That inherent tension is what makes community, and a true sense of belonging for all, so extraordinarily important. When strong ties bind us together, we feel supported and it becomes easier to take risks, to move past stereotypes, to open ourselves to learning and exploration. Nothing, therefore, is more important than our shared responsibility to ensure everyone – everyone – in our community feels safe, respected, and welcome.
Thank you. Now, let me now end my remarks by simply offering you my warmest welcome to Berkeley—a place where we readily take on and examine thorny issues like free speech in the modern era…just as we extend the boundaries of science, seek a more profound understanding of history, create and critique art, rethink societal norms, develop new ideas, found new companies, and cultivate our own best selves so that we can go out and change the world.

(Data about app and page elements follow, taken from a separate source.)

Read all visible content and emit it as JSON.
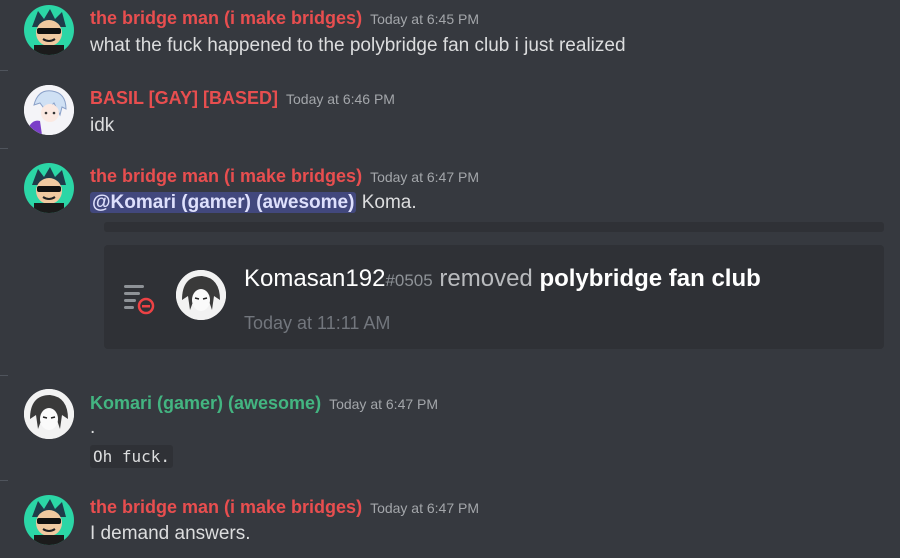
{
  "colors": {
    "background": "#36393f",
    "name_red": "#e84e4f",
    "name_green": "#43b581",
    "mention_bg": "#5865f2",
    "embed_bg": "#2f3136"
  },
  "messages": [
    {
      "author": "the bridge man (i make bridges)",
      "timestamp": "Today at 6:45 PM",
      "text": "what the fuck happened to the polybridge fan club i just realized",
      "avatar_icon": "sunglasses-avatar-icon"
    },
    {
      "author": "BASIL [GAY] [BASED]",
      "timestamp": "Today at 6:46 PM",
      "text": "idk",
      "avatar_icon": "anime-avatar-icon"
    },
    {
      "author": "the bridge man (i make bridges)",
      "timestamp": "Today at 6:47 PM",
      "mention": "@Komari (gamer) (awesome)",
      "text": " Koma.",
      "avatar_icon": "sunglasses-avatar-icon",
      "embed": {
        "user": "Komasan192",
        "discriminator": "#0505",
        "action": " removed ",
        "target": "polybridge fan club",
        "time": "Today at 11:11 AM",
        "icon": "removed-list-icon"
      }
    },
    {
      "author": "Komari (gamer) (awesome)",
      "timestamp": "Today at 6:47 PM",
      "text": ".",
      "code": "Oh fuck.",
      "avatar_icon": "manga-avatar-icon"
    },
    {
      "author": "the bridge man (i make bridges)",
      "timestamp": "Today at 6:47 PM",
      "text": "I demand answers.",
      "avatar_icon": "sunglasses-avatar-icon"
    }
  ]
}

‘Shape Berkeley, even as it shapes you’
After a long and competitive admissions process, you may feel that you are lucky to be here. We feel as a university we are lucky to have you. You are bringing to the Berkeley community remarkable intelligence, energy, ambition, resilience, creativity, curiosity, and an eagerness to challenge the status quo and reimagine the future. You will stimulate and energize our entire university, and we are thrilled to have you shape Berkeley, even as it shapes you.
Thank you, and thank you as well to all of the Golden Bear Orientation advisors and orientation leaders, new student services team members, GBO steering committee…everyone who has been hard at work to make sure you get a great start on campus. Take care of yourselves, take care of each other. We couldn’t be more excited to be a part of the great journey of personal and intellectual discovery that awaits you.
Fiat lux, and Go Bears!